### Assignment
Which lines of the entries below include "diagnosis"? List them all.
··· Given records
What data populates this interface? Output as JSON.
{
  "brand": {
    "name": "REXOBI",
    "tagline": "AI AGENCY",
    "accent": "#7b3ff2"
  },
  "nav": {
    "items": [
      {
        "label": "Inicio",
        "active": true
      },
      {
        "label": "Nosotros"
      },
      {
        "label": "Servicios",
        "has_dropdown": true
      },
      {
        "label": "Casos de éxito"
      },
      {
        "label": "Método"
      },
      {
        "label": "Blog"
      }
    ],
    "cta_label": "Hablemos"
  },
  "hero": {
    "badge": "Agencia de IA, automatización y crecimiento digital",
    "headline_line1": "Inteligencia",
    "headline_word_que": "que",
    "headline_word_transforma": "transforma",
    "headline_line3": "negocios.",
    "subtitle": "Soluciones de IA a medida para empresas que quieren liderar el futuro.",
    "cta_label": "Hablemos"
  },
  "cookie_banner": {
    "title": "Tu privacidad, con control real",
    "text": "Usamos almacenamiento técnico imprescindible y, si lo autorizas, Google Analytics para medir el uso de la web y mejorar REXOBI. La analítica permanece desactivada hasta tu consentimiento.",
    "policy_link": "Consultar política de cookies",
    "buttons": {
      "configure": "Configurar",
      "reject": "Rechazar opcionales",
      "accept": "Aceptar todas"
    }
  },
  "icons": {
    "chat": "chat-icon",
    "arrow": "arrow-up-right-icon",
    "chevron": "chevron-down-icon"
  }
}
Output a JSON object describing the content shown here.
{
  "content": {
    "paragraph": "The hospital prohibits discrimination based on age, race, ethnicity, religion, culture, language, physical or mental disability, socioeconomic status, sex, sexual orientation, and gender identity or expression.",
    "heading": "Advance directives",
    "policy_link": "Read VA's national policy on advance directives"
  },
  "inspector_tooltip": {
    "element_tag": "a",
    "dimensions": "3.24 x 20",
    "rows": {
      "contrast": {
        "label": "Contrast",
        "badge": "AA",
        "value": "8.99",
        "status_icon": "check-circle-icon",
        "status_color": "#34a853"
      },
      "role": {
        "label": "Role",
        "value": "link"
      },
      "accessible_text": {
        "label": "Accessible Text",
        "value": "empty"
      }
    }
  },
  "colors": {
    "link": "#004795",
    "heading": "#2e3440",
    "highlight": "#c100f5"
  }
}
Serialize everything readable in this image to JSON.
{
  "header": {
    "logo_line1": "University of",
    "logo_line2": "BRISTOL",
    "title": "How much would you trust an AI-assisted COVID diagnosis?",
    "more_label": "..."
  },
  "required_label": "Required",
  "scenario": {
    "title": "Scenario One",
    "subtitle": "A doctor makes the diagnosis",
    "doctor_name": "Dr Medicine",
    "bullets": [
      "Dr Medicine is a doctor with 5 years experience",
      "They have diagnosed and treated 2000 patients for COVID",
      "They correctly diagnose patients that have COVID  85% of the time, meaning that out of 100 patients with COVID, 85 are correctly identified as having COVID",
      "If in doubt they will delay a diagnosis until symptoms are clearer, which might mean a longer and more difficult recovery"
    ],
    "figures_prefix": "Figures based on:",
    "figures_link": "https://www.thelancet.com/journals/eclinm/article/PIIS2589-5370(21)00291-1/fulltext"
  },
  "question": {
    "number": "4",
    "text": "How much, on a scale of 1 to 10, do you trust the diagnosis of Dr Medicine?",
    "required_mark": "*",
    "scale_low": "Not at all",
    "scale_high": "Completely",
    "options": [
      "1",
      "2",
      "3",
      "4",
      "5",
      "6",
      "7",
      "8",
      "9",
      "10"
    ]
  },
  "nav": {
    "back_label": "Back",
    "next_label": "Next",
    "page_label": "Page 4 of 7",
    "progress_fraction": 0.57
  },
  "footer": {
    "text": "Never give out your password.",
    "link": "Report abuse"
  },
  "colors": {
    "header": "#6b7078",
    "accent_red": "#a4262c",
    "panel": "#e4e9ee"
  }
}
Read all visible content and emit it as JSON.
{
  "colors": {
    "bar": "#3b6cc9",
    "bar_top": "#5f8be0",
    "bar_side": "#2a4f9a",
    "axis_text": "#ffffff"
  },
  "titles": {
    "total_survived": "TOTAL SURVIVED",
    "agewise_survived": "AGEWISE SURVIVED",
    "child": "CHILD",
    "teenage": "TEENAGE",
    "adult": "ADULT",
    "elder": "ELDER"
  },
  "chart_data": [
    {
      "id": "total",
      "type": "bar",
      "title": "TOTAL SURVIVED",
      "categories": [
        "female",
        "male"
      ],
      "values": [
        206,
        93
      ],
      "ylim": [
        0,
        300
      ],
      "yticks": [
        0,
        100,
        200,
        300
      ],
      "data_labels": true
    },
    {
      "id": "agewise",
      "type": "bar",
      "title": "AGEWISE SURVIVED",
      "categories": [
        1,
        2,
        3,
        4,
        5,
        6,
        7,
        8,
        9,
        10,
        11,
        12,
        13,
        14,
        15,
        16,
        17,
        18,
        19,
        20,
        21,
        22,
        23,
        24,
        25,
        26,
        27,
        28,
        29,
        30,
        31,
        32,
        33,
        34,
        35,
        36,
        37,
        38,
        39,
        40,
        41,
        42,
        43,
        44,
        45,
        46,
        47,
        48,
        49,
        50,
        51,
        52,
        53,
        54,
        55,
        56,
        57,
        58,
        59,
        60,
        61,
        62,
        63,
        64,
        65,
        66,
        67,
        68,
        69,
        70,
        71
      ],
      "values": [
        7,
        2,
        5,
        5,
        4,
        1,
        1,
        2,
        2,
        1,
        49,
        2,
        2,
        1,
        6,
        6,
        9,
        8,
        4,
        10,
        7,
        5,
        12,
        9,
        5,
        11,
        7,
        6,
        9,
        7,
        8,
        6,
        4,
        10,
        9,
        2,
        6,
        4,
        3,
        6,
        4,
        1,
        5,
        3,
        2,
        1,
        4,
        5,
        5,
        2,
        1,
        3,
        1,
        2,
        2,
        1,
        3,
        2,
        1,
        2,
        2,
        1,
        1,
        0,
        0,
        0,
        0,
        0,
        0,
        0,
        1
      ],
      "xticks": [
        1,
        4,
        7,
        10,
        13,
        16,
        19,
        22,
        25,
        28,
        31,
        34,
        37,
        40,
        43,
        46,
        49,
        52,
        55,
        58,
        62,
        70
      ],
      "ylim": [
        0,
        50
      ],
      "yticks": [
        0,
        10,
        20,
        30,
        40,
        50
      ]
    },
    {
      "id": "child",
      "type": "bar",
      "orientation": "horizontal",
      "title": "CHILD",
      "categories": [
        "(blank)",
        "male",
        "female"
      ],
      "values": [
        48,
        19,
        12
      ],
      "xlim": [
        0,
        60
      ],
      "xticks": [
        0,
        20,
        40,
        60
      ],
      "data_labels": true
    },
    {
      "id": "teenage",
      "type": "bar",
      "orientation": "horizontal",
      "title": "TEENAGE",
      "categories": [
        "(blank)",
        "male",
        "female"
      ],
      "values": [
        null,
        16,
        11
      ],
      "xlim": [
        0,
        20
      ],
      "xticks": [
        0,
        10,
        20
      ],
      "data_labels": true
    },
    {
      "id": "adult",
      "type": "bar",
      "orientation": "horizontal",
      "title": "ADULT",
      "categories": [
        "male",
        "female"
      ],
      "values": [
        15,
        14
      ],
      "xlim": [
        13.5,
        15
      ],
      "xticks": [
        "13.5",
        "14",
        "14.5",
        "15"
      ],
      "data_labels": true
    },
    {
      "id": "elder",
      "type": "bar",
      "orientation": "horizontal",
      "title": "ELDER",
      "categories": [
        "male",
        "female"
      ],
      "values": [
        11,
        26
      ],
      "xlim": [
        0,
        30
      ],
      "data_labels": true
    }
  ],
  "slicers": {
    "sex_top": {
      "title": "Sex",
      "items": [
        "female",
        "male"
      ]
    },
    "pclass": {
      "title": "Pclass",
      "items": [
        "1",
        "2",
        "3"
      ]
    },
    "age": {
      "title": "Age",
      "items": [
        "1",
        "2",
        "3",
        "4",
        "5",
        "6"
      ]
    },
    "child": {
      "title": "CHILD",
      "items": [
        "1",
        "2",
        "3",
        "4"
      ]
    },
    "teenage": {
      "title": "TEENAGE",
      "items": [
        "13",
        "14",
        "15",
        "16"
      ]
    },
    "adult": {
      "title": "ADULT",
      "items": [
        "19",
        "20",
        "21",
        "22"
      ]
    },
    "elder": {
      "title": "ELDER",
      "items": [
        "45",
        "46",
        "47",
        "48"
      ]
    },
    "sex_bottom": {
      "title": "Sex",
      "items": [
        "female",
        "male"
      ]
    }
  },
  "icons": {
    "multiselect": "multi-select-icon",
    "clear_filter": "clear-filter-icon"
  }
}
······
### Expected answer
    "title": "How much would you trust an AI-assisted COVID diagnosis?",
    "subtitle": "A doctor makes the diagnosis",
      "If in doubt they will delay a diagnosis until symptoms are clearer, which might mean a longer and more difficult recovery"
    "text": "How much, on a scale of 1 to 10, do you trust the diagnosis of Dr Medicine?",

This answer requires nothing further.